At the end of chapter three, Paul reminds the Christ followers about their jobs as husbands, wives, children and bondservants or in our language today, employees. The end of chapter three reminds us that, “whatever you do, work heartily, as for the Lord and not for me, knowing that from the Lord you will receive your inheritance as your reward. You are serving the Lord Christ.”
At the outset of chapter four, Paul continues to remind us to do our job and he speaks specifically to leaders with these words, “Continue steadfastly in prayer, being watchful in it with thanksgiving. At the same time, pray also for us, that God may open to us a door for the word, to declare the mystery of Christ… walk in wisdom toward outsiders, making the best use of the time. Let your speech always be gracious, seasoned with salt, so that you may know how you ought to answer each person.”
Do your job. The job of the leader of a house, a business, and a school is to:
- pray with consistency
- have an attitude of gratitude
- pray for others who lead in ministry
- be clothed in wisdom
- wisely manage one’s time
- speak in a manner that is gracious, but tell the truth
As a leader I am to be on my knees for those I lead as well as for others who lead. I am to be thankful for the many blessings I enjoy, including the time I have been given, thus I should manage my schedule carefully. I need to seek wisdom which is rooted in Christ and as I speak with others, I need to be kind yet not afraid to confront difficult topics.
My prayer is one day, after I stand in my own hearing with the ultimate judge, that those who were with me in the cockpit of leadership say to me with confidence, “we did our job.”

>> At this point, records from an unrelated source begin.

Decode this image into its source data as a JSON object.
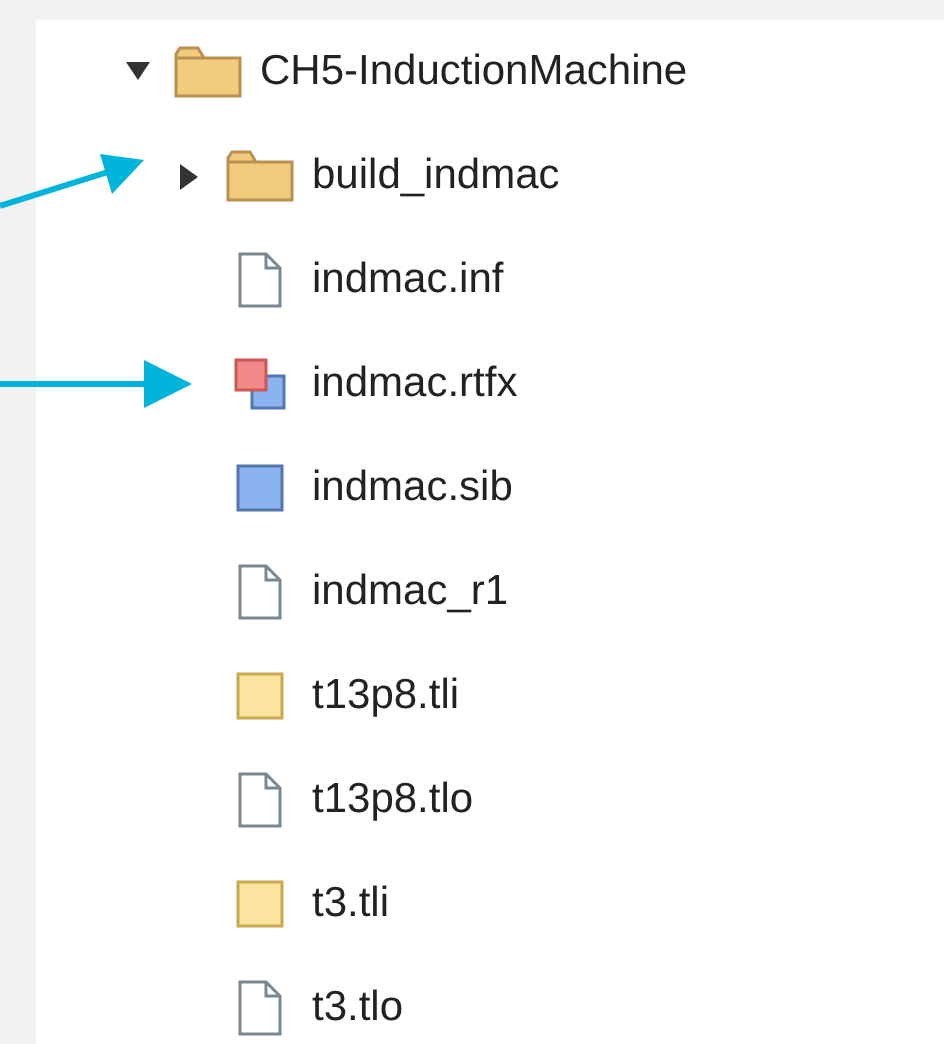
{
  "tree": [
    {
      "label": "CH5-InductionMachine",
      "kind": "folder",
      "expanded": true,
      "children": [
        {
          "label": "build_indmac",
          "kind": "folder",
          "expanded": false
        },
        {
          "label": "indmac.inf",
          "kind": "file"
        },
        {
          "label": "indmac.rtfx",
          "kind": "model"
        },
        {
          "label": "indmac.sib",
          "kind": "library"
        },
        {
          "label": "indmac_r1",
          "kind": "file"
        },
        {
          "label": "t13p8.tli",
          "kind": "input"
        },
        {
          "label": "t13p8.tlo",
          "kind": "file"
        },
        {
          "label": "t3.tli",
          "kind": "input"
        },
        {
          "label": "t3.tlo",
          "kind": "file"
        }
      ]
    }
  ]
}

Barry Giller assumed the position of Charlotte Christian head of school in June 2010 and ushered the school into its 60th anniversary. As head of school Mr. Giller oversees the college preparatory school’s 187 employees and 1,055 students grades JK to 12. A 1994 graduate of Wheaton College, he received his Bachelor of Arts in history/social science and a certification for secondary education. He also holds a master’s degree in educational leadership in Nova Southeastern University. Mr. Giller currently resides on the board of directors for the Council of Educational Standards and Accountability, and Teaching Fellows Institute.